• _Your task_: Go through the records below and copy out every line holding "students".

+--

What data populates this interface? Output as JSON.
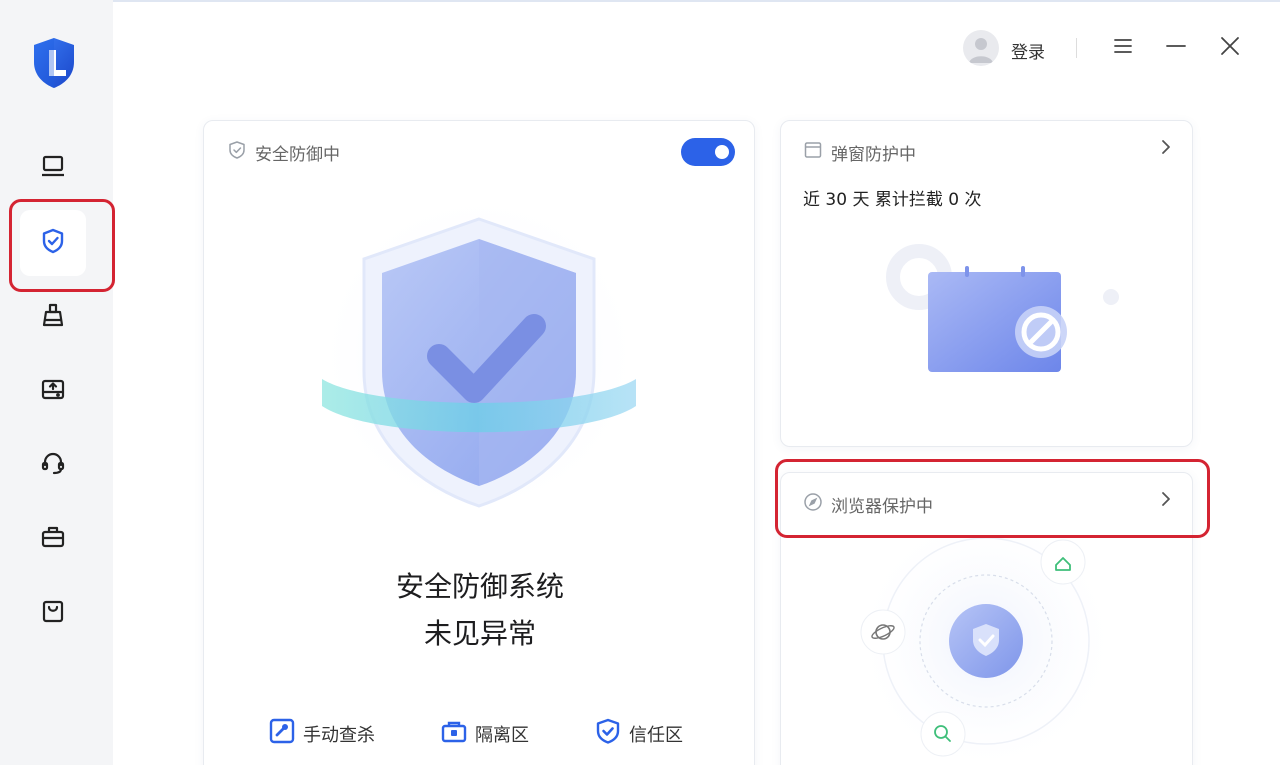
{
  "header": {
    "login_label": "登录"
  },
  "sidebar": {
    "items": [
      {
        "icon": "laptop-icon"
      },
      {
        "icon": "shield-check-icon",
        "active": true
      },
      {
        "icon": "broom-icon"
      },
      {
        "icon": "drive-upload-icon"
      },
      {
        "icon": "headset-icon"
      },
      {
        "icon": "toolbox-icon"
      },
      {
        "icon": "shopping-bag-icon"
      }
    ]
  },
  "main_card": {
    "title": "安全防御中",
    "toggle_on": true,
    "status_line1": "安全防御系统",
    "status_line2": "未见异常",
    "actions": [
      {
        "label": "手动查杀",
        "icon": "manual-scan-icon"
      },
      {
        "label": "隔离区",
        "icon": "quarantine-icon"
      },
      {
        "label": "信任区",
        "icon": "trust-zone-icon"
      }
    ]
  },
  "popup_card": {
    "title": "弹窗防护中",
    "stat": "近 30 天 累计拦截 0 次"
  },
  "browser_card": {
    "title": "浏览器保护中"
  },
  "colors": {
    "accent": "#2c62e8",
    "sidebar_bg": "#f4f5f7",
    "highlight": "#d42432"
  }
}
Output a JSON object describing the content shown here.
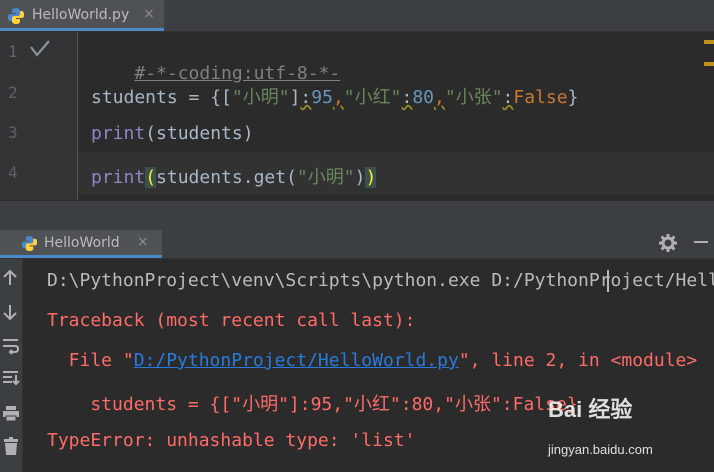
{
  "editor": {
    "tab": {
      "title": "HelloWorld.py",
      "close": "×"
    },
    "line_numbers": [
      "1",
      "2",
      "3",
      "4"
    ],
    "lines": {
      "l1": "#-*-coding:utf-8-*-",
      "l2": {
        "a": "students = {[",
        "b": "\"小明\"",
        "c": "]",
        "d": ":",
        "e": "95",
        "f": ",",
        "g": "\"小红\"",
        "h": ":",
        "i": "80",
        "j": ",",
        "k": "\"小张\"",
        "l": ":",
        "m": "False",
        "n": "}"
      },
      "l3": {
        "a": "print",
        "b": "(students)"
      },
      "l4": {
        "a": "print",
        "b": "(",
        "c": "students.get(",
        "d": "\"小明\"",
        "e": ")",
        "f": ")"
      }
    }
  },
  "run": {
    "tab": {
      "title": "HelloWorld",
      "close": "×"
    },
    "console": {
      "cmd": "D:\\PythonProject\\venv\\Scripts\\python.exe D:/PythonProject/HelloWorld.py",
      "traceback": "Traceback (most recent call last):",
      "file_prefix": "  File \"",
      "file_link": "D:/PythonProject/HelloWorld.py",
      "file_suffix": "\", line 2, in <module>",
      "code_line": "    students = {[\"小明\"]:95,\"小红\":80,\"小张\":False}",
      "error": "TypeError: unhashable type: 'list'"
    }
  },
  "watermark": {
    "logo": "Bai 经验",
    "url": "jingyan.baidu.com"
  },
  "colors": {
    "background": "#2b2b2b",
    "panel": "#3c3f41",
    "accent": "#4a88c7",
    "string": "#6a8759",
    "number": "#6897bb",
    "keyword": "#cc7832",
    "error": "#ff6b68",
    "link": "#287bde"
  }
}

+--

• _Output for this exercise_:
        "a": "students = {[",
        "b": "(students)"
        "c": "students.get(",
      "code_line": "    students = {[\"小明\"]:95,\"小红\":80,\"小张\":False}",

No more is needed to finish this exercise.